Background: Healthcare workers, especially nurses, are at a high risk of infection. By complying
with infection control measures, a lot of infections can be prevented. This study examined the effects
of a training program on knowledge, perception, and risk reduction regarding infection control
among nurses. Materials and Methods: This study adopted a pretest–posttest quasi?experimental
design. The samples consisted of 87 participants comprising 42 nurses in the experimental group
and 45 nurses in the control group. The instruments used for data collection were a questionnaire
on knowledge about infection control and a questionnaire on perception about infection control.
Results: Findings showed that the mean (SD) age in the experimental group was 34.92 (8.99)
whereas that of the control group was 47.43 (6.60). The mean (SD) years of experience in the

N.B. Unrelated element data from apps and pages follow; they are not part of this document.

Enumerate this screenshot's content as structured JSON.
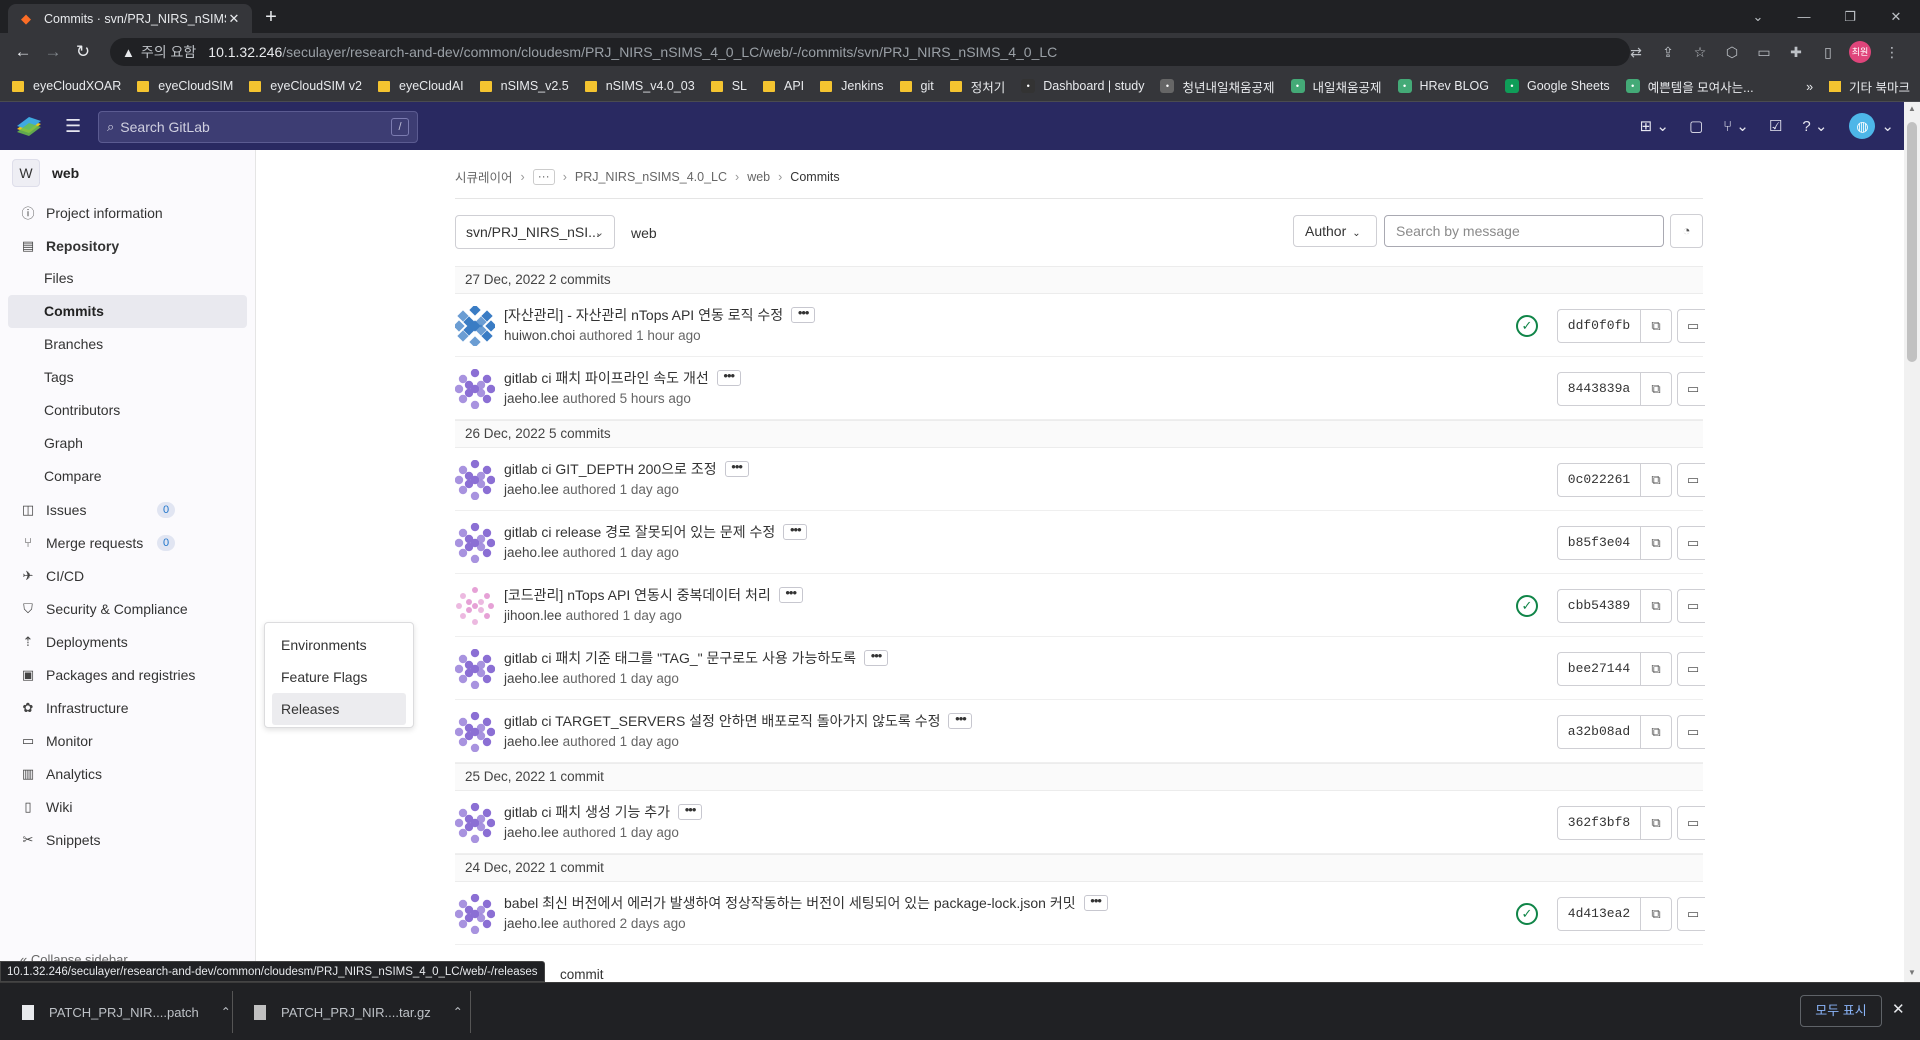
{
  "browser": {
    "tab_title": "Commits · svn/PRJ_NIRS_nSIMS",
    "security_warning": "주의 요함",
    "url_host": "10.1.32.246",
    "url_path": "/seculayer/research-and-dev/common/cloudesm/PRJ_NIRS_nSIMS_4_0_LC/web/-/commits/svn/PRJ_NIRS_nSIMS_4_0_LC",
    "profile_initials": "최원",
    "bookmarks": [
      {
        "label": "eyeCloudXOAR",
        "icon": "folder-icon"
      },
      {
        "label": "eyeCloudSIM",
        "icon": "folder-icon"
      },
      {
        "label": "eyeCloudSIM v2",
        "icon": "folder-icon"
      },
      {
        "label": "eyeCloudAI",
        "icon": "folder-icon"
      },
      {
        "label": "nSIMS_v2.5",
        "icon": "folder-icon"
      },
      {
        "label": "nSIMS_v4.0_03",
        "icon": "folder-icon"
      },
      {
        "label": "SL",
        "icon": "folder-icon"
      },
      {
        "label": "API",
        "icon": "folder-icon"
      },
      {
        "label": "Jenkins",
        "icon": "folder-icon"
      },
      {
        "label": "git",
        "icon": "folder-icon"
      },
      {
        "label": "정처기",
        "icon": "folder-icon"
      },
      {
        "label": "Dashboard | study",
        "icon": "github-icon"
      },
      {
        "label": "청년내일채움공제",
        "icon": "globe-icon"
      },
      {
        "label": "내일채움공제",
        "icon": "site-icon"
      },
      {
        "label": "HRev BLOG",
        "icon": "site-icon"
      },
      {
        "label": "Google Sheets",
        "icon": "sheets-icon"
      },
      {
        "label": "예쁜템을 모여사는...",
        "icon": "site-icon"
      }
    ],
    "bookmarks_overflow": "»",
    "other_bookmarks": "기타 북마크",
    "status_url": "10.1.32.246/seculayer/research-and-dev/common/cloudesm/PRJ_NIRS_nSIMS_4_0_LC/web/-/releases",
    "downloads": [
      {
        "name": "PATCH_PRJ_NIR....patch"
      },
      {
        "name": "PATCH_PRJ_NIR....tar.gz"
      }
    ],
    "show_all": "모두 표시"
  },
  "gitlab": {
    "search_placeholder": "Search GitLab",
    "search_shortcut": "/"
  },
  "sidebar": {
    "project_initial": "W",
    "project_name": "web",
    "items": [
      {
        "label": "Project information",
        "icon": "info-icon"
      },
      {
        "label": "Repository",
        "icon": "repository-icon"
      },
      {
        "label": "Issues",
        "icon": "issues-icon",
        "count": "0"
      },
      {
        "label": "Merge requests",
        "icon": "merge-request-icon",
        "count": "0"
      },
      {
        "label": "CI/CD",
        "icon": "rocket-icon"
      },
      {
        "label": "Security & Compliance",
        "icon": "shield-icon"
      },
      {
        "label": "Deployments",
        "icon": "deployments-icon"
      },
      {
        "label": "Packages and registries",
        "icon": "package-icon"
      },
      {
        "label": "Infrastructure",
        "icon": "cloud-gear-icon"
      },
      {
        "label": "Monitor",
        "icon": "monitor-icon"
      },
      {
        "label": "Analytics",
        "icon": "chart-icon"
      },
      {
        "label": "Wiki",
        "icon": "book-icon"
      },
      {
        "label": "Snippets",
        "icon": "scissors-icon"
      }
    ],
    "repository_sub": [
      "Files",
      "Commits",
      "Branches",
      "Tags",
      "Contributors",
      "Graph",
      "Compare"
    ],
    "collapse_label": "Collapse sidebar",
    "flyout": [
      "Environments",
      "Feature Flags",
      "Releases"
    ]
  },
  "main": {
    "breadcrumbs": [
      "시큐레이어",
      "PRJ_NIRS_nSIMS_4.0_LC",
      "web",
      "Commits"
    ],
    "branch": "svn/PRJ_NIRS_nSI...",
    "path": "web",
    "author_button": "Author",
    "search_placeholder": "Search by message",
    "days": [
      {
        "header": "27 Dec, 2022 2 commits",
        "commits": [
          {
            "title": "[자산관리] - 자산관리 nTops API 연동 로직 수정",
            "author": "huiwon.choi",
            "time": "authored 1 hour ago",
            "sha": "ddf0f0fb",
            "passed": true,
            "avatar": "blue"
          },
          {
            "title": "gitlab ci 패치 파이프라인 속도 개선",
            "author": "jaeho.lee",
            "time": "authored 5 hours ago",
            "sha": "8443839a",
            "passed": false,
            "avatar": "purple"
          }
        ]
      },
      {
        "header": "26 Dec, 2022 5 commits",
        "commits": [
          {
            "title": "gitlab ci GIT_DEPTH 200으로 조정",
            "author": "jaeho.lee",
            "time": "authored 1 day ago",
            "sha": "0c022261",
            "passed": false,
            "avatar": "purple"
          },
          {
            "title": "gitlab ci release 경로 잘못되어 있는 문제 수정",
            "author": "jaeho.lee",
            "time": "authored 1 day ago",
            "sha": "b85f3e04",
            "passed": false,
            "avatar": "purple"
          },
          {
            "title": "[코드관리] nTops API 연동시 중복데이터 처리",
            "author": "jihoon.lee",
            "time": "authored 1 day ago",
            "sha": "cbb54389",
            "passed": true,
            "avatar": "pink"
          },
          {
            "title": "gitlab ci 패치 기준 태그를 \"TAG_\" 문구로도 사용 가능하도록",
            "author": "jaeho.lee",
            "time": "authored 1 day ago",
            "sha": "bee27144",
            "passed": false,
            "avatar": "purple"
          },
          {
            "title": "gitlab ci TARGET_SERVERS 설정 안하면 배포로직 돌아가지 않도록 수정",
            "author": "jaeho.lee",
            "time": "authored 1 day ago",
            "sha": "a32b08ad",
            "passed": false,
            "avatar": "purple"
          }
        ]
      },
      {
        "header": "25 Dec, 2022 1 commit",
        "commits": [
          {
            "title": "gitlab ci 패치 생성 기능 추가",
            "author": "jaeho.lee",
            "time": "authored 1 day ago",
            "sha": "362f3bf8",
            "passed": false,
            "avatar": "purple"
          }
        ]
      },
      {
        "header": "24 Dec, 2022 1 commit",
        "commits": [
          {
            "title": "babel 최신 버전에서 에러가 발생하여 정상작동하는 버전이 세팅되어 있는 package-lock.json 커밋",
            "author": "jaeho.lee",
            "time": "authored 2 days ago",
            "sha": "4d413ea2",
            "passed": true,
            "avatar": "purple"
          }
        ]
      }
    ],
    "partial_next": "commit"
  },
  "colors": {
    "header": "#292961",
    "pipeline_success": "#108548",
    "purple_avatar": "#8b6fd4",
    "blue_avatar": "#3a7cc4",
    "pink_avatar": "#e6a1d6"
  }
}
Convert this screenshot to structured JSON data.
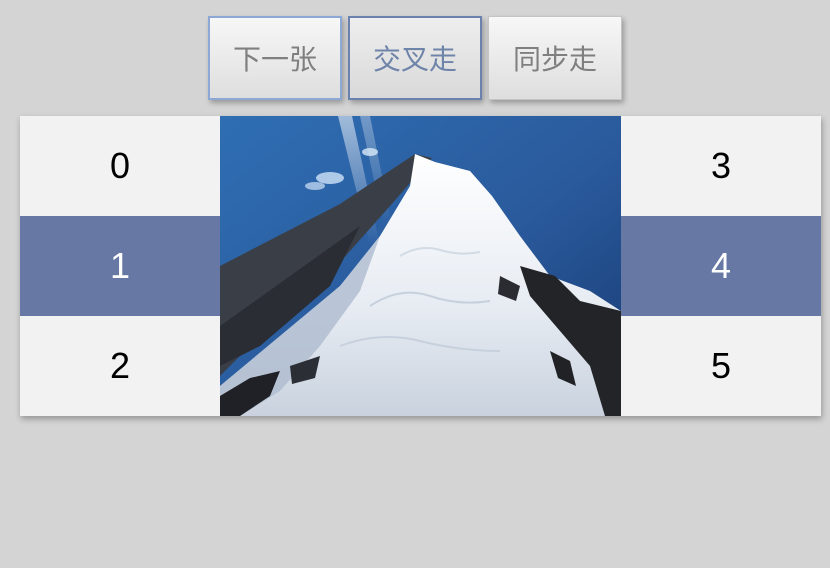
{
  "toolbar": {
    "next_label": "下一张",
    "cross_label": "交叉走",
    "sync_label": "同步走"
  },
  "carousel": {
    "left_items": [
      {
        "label": "0",
        "active": false
      },
      {
        "label": "1",
        "active": true
      },
      {
        "label": "2",
        "active": false
      }
    ],
    "right_items": [
      {
        "label": "3",
        "active": false
      },
      {
        "label": "4",
        "active": true
      },
      {
        "label": "5",
        "active": false
      }
    ],
    "image": {
      "subject": "snow-covered mountain peak"
    }
  },
  "colors": {
    "background": "#d4d4d4",
    "active_cell": "#6678a3",
    "inactive_cell": "#f2f2f2"
  }
}
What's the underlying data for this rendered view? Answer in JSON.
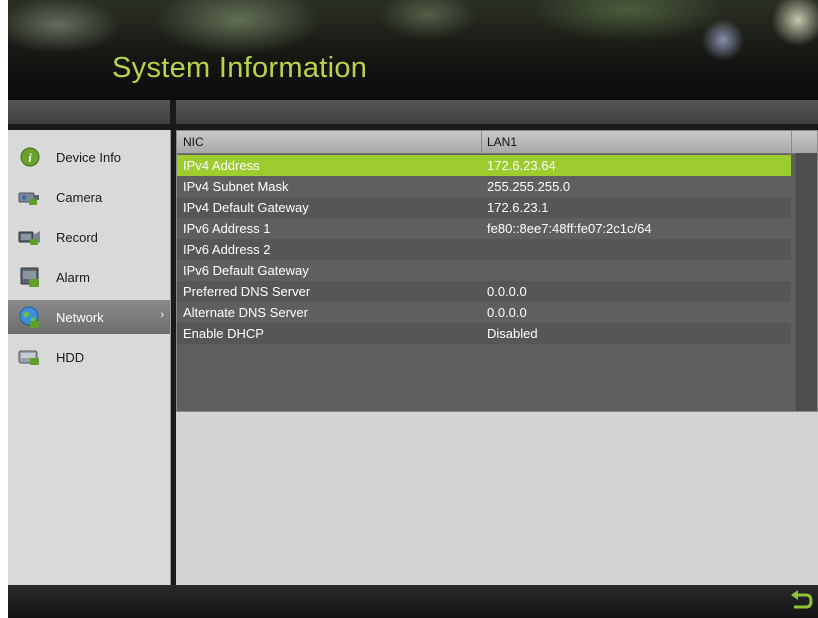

experimental group was 10.42 (9.95) years whereas in the control group it was 21.89 (8.72) years.
Findings further revealed that 26 participants (62.90%) in the postintervention group had high
knowledge level compared to the preintervention where none had high knowledge. A significant
difference was observed between the mean perception score on infection control in the experimental
and control groups (t = 17.12; p = 0.001). Conclusions: This study has shown that a training
program is very effective and that all nurses should be exposed to infection control training to equip
them with the necessary knowledge and skills with which to fight against the spread of infection in
the healthcare setting.